Antimicrob. Agents Chemother. (2019) 63, e02637-18 (doi: 10.1128/AAC.02637-18)
Streptococcus pneumoniae is a leading killer of children and immunocompromised individuals. S. pneumoniae has become increasingly resistant to major antibiotics, and therefore the development of new antibiotic strategies is desperately needed. Targeting bacterial cell division is one such strategy, specifically targeting essential proteins for the synthesis and breakdown of peptidoglycan. Across multiple species of bacteria, the protein FtsX is a cell division protein involved in the regulation of peptidoglycan hydrolases. FtsX represents a large group of ABC-transporter like proteins that function as ‘mechanotransmitters’, proteins that relay signals from inside the cell to the outside. In a collaborative international (Spain, Norway and USA) effort leaded by IQFR and University Indiana Bloomington we present the first structural characterization of the large extracellular loop of FtsX from the human opportunistic pathogen Streptococcus pneumoniae. We show the direct interaction between the peptidoglycan hydrolase PcsB and FtsX, and that this interaction is essential for cell viability. As such, FtsX represents an attractive, conserved target for the development of new classes of antibiotics.
mBio (2019) (doi:10.1128/mBio.02622-18)

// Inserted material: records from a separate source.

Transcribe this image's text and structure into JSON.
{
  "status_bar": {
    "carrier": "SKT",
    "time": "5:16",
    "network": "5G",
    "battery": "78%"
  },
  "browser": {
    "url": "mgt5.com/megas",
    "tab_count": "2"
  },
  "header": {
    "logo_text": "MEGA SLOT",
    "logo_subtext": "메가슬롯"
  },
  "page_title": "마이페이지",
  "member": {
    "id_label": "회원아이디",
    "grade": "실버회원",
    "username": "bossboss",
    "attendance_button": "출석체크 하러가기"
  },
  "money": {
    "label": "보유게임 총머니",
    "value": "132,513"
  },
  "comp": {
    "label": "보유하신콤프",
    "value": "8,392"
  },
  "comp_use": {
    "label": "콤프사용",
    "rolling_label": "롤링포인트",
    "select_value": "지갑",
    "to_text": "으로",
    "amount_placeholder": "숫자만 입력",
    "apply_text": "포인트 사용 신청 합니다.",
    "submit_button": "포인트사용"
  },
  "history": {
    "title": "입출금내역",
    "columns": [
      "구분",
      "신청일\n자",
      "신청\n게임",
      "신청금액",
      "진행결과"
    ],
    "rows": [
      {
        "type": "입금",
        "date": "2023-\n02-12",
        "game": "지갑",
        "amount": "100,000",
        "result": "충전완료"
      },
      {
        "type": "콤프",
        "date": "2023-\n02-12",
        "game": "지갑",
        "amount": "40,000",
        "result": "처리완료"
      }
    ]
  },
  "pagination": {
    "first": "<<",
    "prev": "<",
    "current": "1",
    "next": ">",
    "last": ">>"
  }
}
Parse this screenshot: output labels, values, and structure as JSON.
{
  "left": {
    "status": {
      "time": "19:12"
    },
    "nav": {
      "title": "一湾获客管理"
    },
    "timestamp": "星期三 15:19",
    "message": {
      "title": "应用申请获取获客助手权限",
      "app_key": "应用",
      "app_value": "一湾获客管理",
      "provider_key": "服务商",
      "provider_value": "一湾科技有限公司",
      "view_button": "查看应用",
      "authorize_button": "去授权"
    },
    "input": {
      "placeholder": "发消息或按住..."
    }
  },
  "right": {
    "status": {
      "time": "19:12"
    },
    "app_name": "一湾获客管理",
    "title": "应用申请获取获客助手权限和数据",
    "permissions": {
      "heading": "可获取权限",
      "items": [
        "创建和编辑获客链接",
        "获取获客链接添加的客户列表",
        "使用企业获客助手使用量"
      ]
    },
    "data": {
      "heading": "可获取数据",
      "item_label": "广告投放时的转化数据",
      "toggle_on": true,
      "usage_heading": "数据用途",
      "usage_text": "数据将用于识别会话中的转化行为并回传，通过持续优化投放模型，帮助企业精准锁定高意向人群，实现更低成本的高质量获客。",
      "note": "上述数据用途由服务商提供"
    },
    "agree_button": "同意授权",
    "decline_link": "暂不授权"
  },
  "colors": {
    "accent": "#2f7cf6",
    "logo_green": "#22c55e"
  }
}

© CSIC. The text, data and information in these pages are available for personal use only. Therefore, permission of the CSIC is required for their publication, distribution or inclusion in any context accessible to third parties.